▸ **EXTRACTED DATA**
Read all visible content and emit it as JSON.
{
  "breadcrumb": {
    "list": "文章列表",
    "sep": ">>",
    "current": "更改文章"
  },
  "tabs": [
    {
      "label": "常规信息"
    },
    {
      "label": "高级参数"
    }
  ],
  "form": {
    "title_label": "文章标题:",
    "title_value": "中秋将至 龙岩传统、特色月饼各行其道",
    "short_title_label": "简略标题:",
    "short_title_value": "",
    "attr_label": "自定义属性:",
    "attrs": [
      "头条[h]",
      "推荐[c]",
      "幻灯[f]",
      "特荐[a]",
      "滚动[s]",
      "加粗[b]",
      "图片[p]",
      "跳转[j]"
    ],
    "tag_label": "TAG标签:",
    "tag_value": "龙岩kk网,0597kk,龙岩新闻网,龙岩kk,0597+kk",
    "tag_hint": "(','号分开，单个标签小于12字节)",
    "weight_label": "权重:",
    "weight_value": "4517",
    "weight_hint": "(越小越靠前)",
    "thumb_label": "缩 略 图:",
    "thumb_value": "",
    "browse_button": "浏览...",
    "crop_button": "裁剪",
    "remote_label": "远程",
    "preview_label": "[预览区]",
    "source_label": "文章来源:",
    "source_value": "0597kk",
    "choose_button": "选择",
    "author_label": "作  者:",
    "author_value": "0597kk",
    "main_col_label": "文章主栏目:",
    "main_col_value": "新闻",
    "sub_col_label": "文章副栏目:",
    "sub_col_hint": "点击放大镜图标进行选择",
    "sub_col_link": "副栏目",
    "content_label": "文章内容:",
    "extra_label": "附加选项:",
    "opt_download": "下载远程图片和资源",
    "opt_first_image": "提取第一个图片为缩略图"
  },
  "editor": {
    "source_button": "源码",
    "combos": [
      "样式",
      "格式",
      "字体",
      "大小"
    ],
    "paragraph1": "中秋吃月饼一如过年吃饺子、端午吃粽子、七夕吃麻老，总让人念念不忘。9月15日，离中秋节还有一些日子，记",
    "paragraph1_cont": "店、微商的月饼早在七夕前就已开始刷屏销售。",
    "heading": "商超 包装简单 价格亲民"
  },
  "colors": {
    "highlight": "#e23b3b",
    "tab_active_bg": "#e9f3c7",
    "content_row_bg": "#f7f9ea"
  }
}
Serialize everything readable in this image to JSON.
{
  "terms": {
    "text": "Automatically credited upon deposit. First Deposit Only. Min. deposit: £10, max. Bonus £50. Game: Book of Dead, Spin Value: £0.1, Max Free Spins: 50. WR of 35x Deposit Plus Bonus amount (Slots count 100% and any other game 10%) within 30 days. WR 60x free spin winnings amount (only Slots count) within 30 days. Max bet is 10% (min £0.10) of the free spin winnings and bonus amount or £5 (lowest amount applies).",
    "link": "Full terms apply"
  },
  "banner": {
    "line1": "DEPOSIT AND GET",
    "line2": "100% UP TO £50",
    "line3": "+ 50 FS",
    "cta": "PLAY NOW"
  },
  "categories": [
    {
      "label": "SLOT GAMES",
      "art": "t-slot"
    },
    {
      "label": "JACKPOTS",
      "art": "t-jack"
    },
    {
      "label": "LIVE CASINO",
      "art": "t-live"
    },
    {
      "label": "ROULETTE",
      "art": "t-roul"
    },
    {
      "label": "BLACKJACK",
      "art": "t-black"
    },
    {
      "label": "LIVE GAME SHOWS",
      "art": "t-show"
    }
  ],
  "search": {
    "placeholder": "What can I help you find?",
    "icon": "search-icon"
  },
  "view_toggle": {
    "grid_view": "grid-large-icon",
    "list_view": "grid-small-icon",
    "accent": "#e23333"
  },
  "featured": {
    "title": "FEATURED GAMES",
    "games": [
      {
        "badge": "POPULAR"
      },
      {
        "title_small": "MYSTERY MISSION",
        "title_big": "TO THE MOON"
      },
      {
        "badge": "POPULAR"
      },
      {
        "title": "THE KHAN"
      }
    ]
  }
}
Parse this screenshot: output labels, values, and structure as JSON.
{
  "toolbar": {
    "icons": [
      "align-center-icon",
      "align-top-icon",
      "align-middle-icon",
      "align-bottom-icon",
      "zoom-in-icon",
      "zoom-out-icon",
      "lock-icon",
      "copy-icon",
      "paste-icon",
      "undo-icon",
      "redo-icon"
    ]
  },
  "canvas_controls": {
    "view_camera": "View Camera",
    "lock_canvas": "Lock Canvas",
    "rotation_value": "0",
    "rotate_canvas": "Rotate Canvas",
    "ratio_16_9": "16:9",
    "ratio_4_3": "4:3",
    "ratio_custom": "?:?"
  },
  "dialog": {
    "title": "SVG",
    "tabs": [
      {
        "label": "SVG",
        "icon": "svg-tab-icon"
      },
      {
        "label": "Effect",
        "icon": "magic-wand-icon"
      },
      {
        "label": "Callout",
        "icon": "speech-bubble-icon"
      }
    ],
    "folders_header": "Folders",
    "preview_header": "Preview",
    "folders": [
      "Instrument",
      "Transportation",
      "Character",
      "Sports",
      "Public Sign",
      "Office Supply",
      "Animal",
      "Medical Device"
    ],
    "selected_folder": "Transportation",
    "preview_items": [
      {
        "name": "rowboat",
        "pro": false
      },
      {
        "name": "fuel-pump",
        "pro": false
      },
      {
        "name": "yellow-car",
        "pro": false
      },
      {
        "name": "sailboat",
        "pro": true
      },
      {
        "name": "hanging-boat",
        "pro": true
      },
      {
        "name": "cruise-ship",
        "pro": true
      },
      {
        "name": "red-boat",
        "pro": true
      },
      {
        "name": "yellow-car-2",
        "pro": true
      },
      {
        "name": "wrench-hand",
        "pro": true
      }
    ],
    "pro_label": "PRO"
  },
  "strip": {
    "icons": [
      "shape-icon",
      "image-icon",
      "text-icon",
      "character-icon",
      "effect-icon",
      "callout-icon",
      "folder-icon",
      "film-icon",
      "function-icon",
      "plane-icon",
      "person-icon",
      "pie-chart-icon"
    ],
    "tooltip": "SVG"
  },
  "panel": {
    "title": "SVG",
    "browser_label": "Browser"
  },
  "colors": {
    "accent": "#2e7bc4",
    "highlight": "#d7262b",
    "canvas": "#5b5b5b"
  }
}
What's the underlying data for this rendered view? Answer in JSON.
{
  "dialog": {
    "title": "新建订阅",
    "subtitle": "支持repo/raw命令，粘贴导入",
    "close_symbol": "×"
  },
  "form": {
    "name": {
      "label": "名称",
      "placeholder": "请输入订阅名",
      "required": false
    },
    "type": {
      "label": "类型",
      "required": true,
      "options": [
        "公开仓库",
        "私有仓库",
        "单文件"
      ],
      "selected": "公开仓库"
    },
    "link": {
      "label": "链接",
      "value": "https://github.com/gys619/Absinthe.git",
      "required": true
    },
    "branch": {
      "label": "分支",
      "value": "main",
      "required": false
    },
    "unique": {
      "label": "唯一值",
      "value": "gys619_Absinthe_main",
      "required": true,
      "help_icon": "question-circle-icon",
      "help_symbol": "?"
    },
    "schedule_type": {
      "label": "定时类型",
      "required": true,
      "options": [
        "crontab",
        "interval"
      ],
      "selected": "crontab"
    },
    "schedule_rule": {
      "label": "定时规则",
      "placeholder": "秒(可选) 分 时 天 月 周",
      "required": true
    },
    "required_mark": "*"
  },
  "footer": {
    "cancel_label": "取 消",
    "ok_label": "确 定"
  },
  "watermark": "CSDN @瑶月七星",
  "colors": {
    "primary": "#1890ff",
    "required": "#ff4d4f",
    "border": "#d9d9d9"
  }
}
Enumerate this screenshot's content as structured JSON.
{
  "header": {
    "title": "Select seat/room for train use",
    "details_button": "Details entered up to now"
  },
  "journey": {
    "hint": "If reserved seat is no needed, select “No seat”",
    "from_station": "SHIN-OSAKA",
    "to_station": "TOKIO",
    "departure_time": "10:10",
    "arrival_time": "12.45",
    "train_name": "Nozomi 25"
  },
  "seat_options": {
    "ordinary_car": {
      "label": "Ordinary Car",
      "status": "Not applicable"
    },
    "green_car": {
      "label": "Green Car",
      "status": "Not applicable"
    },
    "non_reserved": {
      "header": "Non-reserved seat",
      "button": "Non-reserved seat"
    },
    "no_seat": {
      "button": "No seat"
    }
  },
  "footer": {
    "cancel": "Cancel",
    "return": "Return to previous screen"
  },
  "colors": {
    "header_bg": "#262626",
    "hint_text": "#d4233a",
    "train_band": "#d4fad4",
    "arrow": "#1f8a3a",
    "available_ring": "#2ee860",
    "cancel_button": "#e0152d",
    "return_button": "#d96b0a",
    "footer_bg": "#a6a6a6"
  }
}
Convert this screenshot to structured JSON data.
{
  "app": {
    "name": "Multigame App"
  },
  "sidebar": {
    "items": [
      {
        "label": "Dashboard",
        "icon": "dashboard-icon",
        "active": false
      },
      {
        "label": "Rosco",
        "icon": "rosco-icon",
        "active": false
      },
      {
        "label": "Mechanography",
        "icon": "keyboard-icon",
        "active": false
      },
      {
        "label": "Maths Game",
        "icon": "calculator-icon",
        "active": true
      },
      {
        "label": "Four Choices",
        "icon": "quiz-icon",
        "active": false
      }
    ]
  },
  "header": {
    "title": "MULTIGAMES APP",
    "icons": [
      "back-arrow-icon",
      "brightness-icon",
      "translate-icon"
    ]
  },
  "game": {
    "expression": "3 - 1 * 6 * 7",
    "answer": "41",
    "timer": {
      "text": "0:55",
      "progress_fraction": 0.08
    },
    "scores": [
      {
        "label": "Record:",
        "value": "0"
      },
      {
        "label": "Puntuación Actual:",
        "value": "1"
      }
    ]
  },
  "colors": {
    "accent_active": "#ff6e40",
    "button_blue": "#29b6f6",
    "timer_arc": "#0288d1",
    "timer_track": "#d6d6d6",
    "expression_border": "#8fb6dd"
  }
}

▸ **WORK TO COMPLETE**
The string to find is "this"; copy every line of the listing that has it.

▸ **EXERCISE OUTPUT**
Serialize everything readable in this image to JSON.
Parse this screenshot: output labels, values, and structure as JSON.
What's the underlying data for this rendered view? Answer in JSON.
Enumerate this screenshot's content as structured JSON.
Convert this screenshot to structured JSON data.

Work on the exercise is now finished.